To call a stylesheet in your plugin you need to enqueue it correctly instead of just including it. So if your call to action plugin had a stylesheet that added styling for that call to action button, you’d add it to your plugin file like this:
If you place this code in the main plugin file it will call a stylesheet called
style.css that’s in the
wp-content/plugins/myplugin/styles folder. It may feel odd that you’re hooking your function to an action called
enqueue_scripts, but that is correct for stylesheets as well as scripts.
You call scripts in a similar way to stylesheets, using the
enqueue_scripts hook. So if I wanted to add a script to animate my call to action button, I’d call it in my plugin like this:
This is very similar to the function we already used for stylesheets, but in the
If you’re going to distribute your plugin, you must ensure it’s secure. You’ll be affecting other people’s WordPress sites if it’s not, and that can get messy.
Security depends on its stability. You have to make sure it’s not spreading bad data, has the ability to filter users’ input, is able to protect against SQL injection attacks, and more. Plus, it has to be set up so only a person with authority can delete data to protect against hackers.
WordPress makes this fairly simple to do, so it’s not as painstaking as it may sound. Bottom line: ensure that you have safety protocols in place to ensure your plugin doesn’t affect other sites in a negative way.
Creating a Plugin Can Be a Plus
I hope that this post has convinced you that writing plugins really isn’t as hard as you might think. That being said, in this day and age, with the arrival of Gutenberg, it’s not always necessary to create a plugin.
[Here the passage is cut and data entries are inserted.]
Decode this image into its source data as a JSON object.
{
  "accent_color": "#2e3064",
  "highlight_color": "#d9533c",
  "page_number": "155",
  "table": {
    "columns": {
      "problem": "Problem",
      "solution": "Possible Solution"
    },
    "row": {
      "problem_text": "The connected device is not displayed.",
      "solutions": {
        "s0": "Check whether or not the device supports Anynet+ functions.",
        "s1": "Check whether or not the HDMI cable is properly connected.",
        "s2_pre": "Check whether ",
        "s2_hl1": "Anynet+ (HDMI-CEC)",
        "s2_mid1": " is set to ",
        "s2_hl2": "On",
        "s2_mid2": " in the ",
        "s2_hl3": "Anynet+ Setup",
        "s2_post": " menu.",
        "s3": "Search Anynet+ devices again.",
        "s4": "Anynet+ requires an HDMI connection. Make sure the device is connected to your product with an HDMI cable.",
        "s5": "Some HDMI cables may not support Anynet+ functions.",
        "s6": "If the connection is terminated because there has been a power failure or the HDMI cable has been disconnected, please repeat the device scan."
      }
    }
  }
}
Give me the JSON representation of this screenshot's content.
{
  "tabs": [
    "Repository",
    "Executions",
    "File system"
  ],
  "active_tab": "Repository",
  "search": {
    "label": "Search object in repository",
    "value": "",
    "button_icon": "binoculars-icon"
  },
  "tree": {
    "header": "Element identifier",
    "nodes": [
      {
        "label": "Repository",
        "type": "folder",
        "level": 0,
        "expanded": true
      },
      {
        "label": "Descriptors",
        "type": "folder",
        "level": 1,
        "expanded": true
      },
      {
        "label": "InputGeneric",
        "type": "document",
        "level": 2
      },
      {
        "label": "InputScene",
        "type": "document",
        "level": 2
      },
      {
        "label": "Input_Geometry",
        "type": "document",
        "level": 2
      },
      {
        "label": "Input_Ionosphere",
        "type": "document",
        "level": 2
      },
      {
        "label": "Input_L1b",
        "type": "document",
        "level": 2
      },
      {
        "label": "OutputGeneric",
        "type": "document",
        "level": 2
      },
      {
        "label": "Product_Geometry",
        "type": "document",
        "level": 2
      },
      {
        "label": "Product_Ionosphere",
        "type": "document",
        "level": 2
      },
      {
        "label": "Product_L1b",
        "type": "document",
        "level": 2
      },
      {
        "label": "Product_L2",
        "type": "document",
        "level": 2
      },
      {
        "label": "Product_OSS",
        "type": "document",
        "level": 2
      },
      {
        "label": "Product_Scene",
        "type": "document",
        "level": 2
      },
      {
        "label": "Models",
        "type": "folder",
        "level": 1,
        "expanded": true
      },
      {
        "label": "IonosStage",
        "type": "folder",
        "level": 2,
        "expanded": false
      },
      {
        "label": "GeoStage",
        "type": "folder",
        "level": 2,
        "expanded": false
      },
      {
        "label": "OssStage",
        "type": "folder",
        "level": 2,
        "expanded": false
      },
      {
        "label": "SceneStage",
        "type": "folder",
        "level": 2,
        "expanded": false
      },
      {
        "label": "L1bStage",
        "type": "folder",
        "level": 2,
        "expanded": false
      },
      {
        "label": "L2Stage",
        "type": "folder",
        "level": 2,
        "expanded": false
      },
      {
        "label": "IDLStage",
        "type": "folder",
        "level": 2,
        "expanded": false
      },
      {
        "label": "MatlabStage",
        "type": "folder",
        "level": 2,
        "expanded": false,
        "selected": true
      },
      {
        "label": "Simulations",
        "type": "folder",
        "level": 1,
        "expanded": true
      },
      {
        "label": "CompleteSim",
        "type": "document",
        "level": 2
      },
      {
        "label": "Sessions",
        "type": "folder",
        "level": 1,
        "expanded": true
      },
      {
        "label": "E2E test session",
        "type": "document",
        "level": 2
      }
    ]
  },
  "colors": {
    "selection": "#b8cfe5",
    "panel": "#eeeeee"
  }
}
But, it is an option.
Using a plugin instead of adding code to the
functions.php file in your theme will help you to keep code that isn’t theme-dependant separate, and it also gives you code you can use again and again on different sites.
For more reference, WordPress has its very own Plugin Handbook that you can refer to. It covers a lot of what we went over and more.
Happy plugin creation!